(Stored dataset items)
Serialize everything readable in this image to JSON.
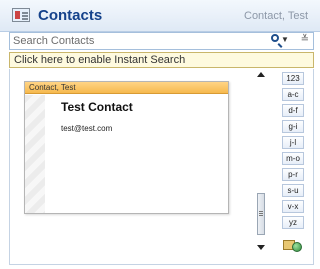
{
  "header": {
    "title": "Contacts",
    "context": "Contact, Test",
    "icon": "contacts-card-icon"
  },
  "search": {
    "placeholder": "Search Contacts",
    "value": "",
    "search_icon": "magnifier-icon",
    "dropdown_icon": "chevron-down-icon",
    "expand_icon": "double-chevron-down-icon"
  },
  "info_bar": {
    "text": "Click here to enable Instant Search"
  },
  "card": {
    "file_as": "Contact, Test",
    "full_name": "Test Contact",
    "email": "test@test.com"
  },
  "alphabet": [
    "123",
    "a-c",
    "d-f",
    "g-i",
    "j-l",
    "m-o",
    "p-r",
    "s-u",
    "v-x",
    "yz"
  ],
  "colors": {
    "title": "#15428b",
    "card_header": "#f6b94e",
    "info_bar_bg": "#fefadf"
  }
}
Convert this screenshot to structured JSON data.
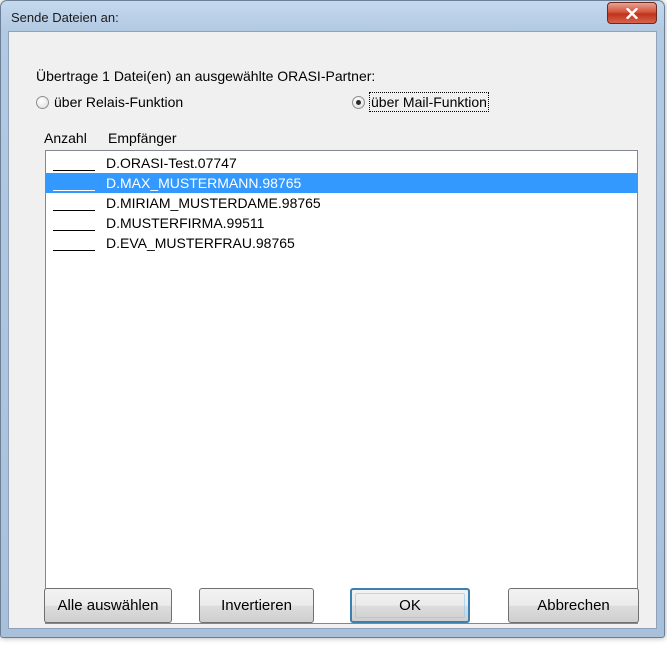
{
  "window": {
    "title": "Sende Dateien an:"
  },
  "dialog": {
    "instruction": "Übertrage 1 Datei(en) an ausgewählte ORASI-Partner:",
    "options": [
      {
        "label": "über Relais-Funktion",
        "selected": false
      },
      {
        "label": "über Mail-Funktion",
        "selected": true
      }
    ],
    "columns": {
      "count": "Anzahl",
      "recipient": "Empfänger"
    },
    "recipients": [
      {
        "name": "D.ORASI-Test.07747",
        "selected": false
      },
      {
        "name": "D.MAX_MUSTERMANN.98765",
        "selected": true
      },
      {
        "name": "D.MIRIAM_MUSTERDAME.98765",
        "selected": false
      },
      {
        "name": "D.MUSTERFIRMA.99511",
        "selected": false
      },
      {
        "name": "D.EVA_MUSTERFRAU.98765",
        "selected": false
      }
    ],
    "buttons": {
      "select_all": "Alle auswählen",
      "invert": "Invertieren",
      "ok": "OK",
      "cancel": "Abbrechen"
    }
  },
  "colors": {
    "selection": "#3399ff",
    "close_button": "#c7402a",
    "frame": "#b2c9e2"
  },
  "icons": {
    "close": "close-icon"
  }
}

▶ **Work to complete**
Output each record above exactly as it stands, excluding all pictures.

▶ **Expected output**
Serialize everything readable in this image to JSON.
{
  "header": {
    "title": "Contacts",
    "context": "Contact, Test",
    "icon": "contacts-card-icon"
  },
  "search": {
    "placeholder": "Search Contacts",
    "value": "",
    "search_icon": "magnifier-icon",
    "dropdown_icon": "chevron-down-icon",
    "expand_icon": "double-chevron-down-icon"
  },
  "info_bar": {
    "text": "Click here to enable Instant Search"
  },
  "card": {
    "file_as": "Contact, Test",
    "full_name": "Test Contact",
    "email": "test@test.com"
  },
  "alphabet": [
    "123",
    "a-c",
    "d-f",
    "g-i",
    "j-l",
    "m-o",
    "p-r",
    "s-u",
    "v-x",
    "yz"
  ],
  "colors": {
    "title": "#15428b",
    "card_header": "#f6b94e",
    "info_bar_bg": "#fefadf"
  }
}
Convert this screenshot to structured JSON data.
{
  "window": {
    "title": "Sende Dateien an:"
  },
  "dialog": {
    "instruction": "Übertrage 1 Datei(en) an ausgewählte ORASI-Partner:",
    "options": [
      {
        "label": "über Relais-Funktion",
        "selected": false
      },
      {
        "label": "über Mail-Funktion",
        "selected": true
      }
    ],
    "columns": {
      "count": "Anzahl",
      "recipient": "Empfänger"
    },
    "recipients": [
      {
        "name": "D.ORASI-Test.07747",
        "selected": false
      },
      {
        "name": "D.MAX_MUSTERMANN.98765",
        "selected": true
      },
      {
        "name": "D.MIRIAM_MUSTERDAME.98765",
        "selected": false
      },
      {
        "name": "D.MUSTERFIRMA.99511",
        "selected": false
      },
      {
        "name": "D.EVA_MUSTERFRAU.98765",
        "selected": false
      }
    ],
    "buttons": {
      "select_all": "Alle auswählen",
      "invert": "Invertieren",
      "ok": "OK",
      "cancel": "Abbrechen"
    }
  },
  "colors": {
    "selection": "#3399ff",
    "close_button": "#c7402a",
    "frame": "#b2c9e2"
  },
  "icons": {
    "close": "close-icon"
  }
}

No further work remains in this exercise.